Taliban took a few days to sweep all over Afghanistan and snatch territory they did not manage, sometimes grabbing major provincial capitals. A lot has been done to bring the Afghan army down. In interviews, Taliban authorities, Afghan political leaders, diplomats, and other observers said that the Islamist militant motion laid the basis for the army’s victory before all the events started.
Ready for a tough struggle to take back control of a nation they ran from 1996-2001, for months, the rebels said they established relationships with inferior political and military leaders and tribal elders that together with the withdrawal of foreign soldiers from Afghanistan broke the confidence in the administration in Kabul. It is twenty years after the American longest fight started.
A South Asia security analyst connected to Stanford University, Asfandyar More, said that the Taliban didn’t want to fight battles. “They instead wanted to incite a political collapse,” he said. Cities and towns fell rapidly; the Taliban were surprised by themselves, even in the north of the nation where the Taliban are considered weak.

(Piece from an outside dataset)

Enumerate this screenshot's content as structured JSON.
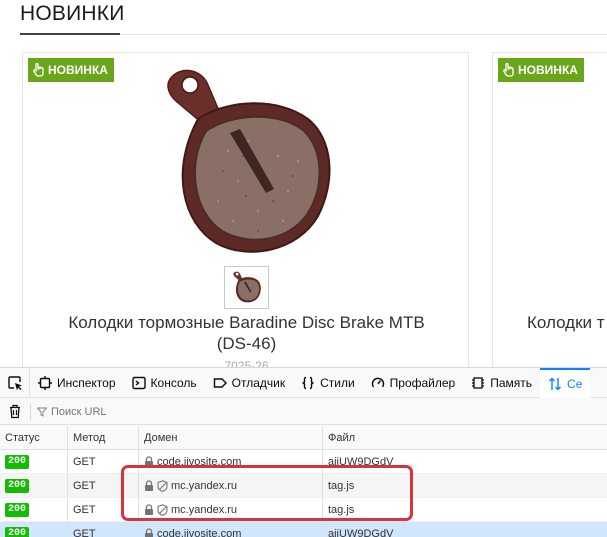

A Taliban commander in the province of Ghazni declared that the moment government forces could realize the U.S. was finally leaving, there would be resistance. “It doesn’t mean the Afghan authorities surrendering to us had changed or become in vain; it’s because there were no funds,” he said, mentioning the financial assistance the government and army had received from U. S. for almost two decades. “They surrendered like goats and sheep.”
With the support of the West, President Ashraf Ghani fled the country, and some other officials of his government have gone missing and cannot be traced. The defense minister criticized Ashraf’s fall. According to a report from SIGAR, a Congressional watchdog institution chosen to keep an eye on the U. S. Mission in Afghanistan, in some parts, Afghan forces show some resistance, “while in others they gave in or ran away.”
As his soldiers took over the presidential palace, Mullah Abdul Ghani Baradar, the chief of the Taliban’s political office, said that “it was an unequaled victory that came rapidly and unexpectedly.” Suhail Shaheen, a spokesperson of the Taliban located in Doha, said many provinces were protected through the people who have a long tradition in Afghanistan, where inciting rivals to change sides has been an everyday habit. “We had a direct conversation with the security forces there, and also through tribal elders and religious leader’s mediation across Afghanistan, not in specific districts or geographic area,” he said.
After being withdrawn from ruling in 2001 in a campaign backed by the U. S. the Taliban reorganized slowly, getting funds from opium and illegitimate mining and avoiding foreign countries’ involvement provided that the U. S. supported the Afghan forces. They spread fears in towns through suicide bombings. They also grabbed many provincial regions with a kind of secret government with its own laws and taxations.
Taliban increased attacks on district cities and planned to block main highways as they prepared to invade provincial towns. Several targeted murders of prominent Afghan security officials, including pilots followed, intending to weaken confidence and make the public lose government trust. After taking control of remote cities, the Taliban obtained border posts, affecting the primary source of government revenue and assistance from local communities. The master plan weakened Ghani’s government and forced him to flee the office on Sunday, and other key officials went into hiding, and they cannot be contacted.